Records provided:
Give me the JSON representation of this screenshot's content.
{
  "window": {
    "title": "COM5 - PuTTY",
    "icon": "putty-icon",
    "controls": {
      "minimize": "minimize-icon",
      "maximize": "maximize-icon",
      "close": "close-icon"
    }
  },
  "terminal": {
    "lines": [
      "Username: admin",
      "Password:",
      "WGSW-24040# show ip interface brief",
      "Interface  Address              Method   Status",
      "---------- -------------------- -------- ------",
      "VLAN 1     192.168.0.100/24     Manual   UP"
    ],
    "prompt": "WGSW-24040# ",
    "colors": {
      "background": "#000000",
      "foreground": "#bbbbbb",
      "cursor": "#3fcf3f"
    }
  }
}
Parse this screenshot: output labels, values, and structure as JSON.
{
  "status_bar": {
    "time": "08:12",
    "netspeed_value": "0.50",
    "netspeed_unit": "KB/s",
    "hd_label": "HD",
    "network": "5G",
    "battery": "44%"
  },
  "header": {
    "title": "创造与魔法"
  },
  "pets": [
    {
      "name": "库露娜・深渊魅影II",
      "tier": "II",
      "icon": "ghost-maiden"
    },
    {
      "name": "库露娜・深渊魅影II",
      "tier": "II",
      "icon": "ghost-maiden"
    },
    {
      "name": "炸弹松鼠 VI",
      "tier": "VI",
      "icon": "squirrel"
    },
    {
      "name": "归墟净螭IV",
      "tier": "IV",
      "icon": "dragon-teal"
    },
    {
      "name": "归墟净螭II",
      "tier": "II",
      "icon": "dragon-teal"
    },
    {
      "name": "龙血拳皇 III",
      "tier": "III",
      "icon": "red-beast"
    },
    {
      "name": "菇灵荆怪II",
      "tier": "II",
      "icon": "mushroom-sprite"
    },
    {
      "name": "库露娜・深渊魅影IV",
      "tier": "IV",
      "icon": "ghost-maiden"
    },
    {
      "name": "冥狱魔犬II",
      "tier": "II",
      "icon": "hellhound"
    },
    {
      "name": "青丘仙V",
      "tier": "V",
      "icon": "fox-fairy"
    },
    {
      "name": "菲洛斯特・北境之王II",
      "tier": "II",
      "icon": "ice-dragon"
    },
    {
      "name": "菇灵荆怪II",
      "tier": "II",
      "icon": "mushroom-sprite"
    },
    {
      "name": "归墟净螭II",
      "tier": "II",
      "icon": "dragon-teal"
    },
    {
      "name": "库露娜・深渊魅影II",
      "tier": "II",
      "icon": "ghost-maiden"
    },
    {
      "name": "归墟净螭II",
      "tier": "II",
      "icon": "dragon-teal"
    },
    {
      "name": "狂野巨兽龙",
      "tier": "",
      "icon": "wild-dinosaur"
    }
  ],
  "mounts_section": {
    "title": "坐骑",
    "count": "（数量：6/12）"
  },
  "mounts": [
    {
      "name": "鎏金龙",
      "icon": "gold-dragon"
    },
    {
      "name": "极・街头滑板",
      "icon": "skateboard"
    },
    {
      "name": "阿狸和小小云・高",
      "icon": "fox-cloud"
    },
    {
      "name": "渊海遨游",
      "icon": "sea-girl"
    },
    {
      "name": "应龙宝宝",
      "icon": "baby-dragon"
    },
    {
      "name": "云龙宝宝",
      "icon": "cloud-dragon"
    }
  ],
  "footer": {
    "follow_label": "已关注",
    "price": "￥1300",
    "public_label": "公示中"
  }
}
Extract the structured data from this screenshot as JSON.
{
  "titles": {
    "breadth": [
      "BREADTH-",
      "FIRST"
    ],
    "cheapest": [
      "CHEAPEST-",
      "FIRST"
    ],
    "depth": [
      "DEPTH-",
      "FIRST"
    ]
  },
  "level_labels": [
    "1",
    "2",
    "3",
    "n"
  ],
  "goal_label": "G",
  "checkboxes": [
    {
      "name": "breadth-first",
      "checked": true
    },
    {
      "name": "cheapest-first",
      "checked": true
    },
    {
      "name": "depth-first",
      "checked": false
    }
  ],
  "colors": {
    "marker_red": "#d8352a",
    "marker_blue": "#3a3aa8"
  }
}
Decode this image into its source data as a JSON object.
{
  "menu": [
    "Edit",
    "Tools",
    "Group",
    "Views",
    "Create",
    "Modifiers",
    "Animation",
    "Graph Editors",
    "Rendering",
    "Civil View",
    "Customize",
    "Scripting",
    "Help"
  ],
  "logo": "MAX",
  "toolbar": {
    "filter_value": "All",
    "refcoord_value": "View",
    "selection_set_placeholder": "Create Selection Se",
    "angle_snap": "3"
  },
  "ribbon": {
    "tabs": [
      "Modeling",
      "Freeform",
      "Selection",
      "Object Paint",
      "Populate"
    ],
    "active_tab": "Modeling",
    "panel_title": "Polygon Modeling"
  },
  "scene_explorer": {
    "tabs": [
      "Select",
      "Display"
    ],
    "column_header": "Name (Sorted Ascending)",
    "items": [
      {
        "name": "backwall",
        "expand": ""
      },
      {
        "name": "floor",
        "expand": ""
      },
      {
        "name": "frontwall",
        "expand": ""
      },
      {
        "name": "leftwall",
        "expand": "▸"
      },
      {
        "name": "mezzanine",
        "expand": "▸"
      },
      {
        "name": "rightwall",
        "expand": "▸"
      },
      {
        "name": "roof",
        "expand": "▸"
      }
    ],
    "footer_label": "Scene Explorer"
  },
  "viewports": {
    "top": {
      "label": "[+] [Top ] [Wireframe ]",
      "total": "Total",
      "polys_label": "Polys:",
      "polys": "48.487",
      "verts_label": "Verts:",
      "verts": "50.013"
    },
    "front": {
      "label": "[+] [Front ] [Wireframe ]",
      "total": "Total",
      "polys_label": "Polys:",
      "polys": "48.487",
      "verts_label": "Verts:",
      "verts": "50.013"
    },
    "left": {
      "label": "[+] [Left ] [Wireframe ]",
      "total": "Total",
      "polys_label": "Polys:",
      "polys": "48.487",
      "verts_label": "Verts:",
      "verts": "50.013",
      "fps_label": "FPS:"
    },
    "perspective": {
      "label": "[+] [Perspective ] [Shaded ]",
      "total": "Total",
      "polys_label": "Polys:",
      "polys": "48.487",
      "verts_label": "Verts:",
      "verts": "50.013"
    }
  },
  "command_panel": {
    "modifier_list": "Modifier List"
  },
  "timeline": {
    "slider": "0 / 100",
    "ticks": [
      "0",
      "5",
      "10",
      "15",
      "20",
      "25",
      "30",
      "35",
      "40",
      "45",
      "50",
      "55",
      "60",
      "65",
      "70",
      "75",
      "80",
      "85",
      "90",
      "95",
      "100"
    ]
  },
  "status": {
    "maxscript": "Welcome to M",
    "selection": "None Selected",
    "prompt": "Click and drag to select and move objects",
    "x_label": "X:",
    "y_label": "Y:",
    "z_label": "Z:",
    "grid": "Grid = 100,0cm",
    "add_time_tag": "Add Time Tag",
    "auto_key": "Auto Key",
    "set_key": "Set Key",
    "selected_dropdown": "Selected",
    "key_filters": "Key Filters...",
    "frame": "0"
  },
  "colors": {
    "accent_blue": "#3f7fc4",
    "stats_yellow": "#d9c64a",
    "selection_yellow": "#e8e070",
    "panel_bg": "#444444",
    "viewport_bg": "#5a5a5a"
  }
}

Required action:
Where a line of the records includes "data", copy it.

Task result:
Extract the structured data from this screenshot as JSON.
Decode this image into its source data as a JSON object.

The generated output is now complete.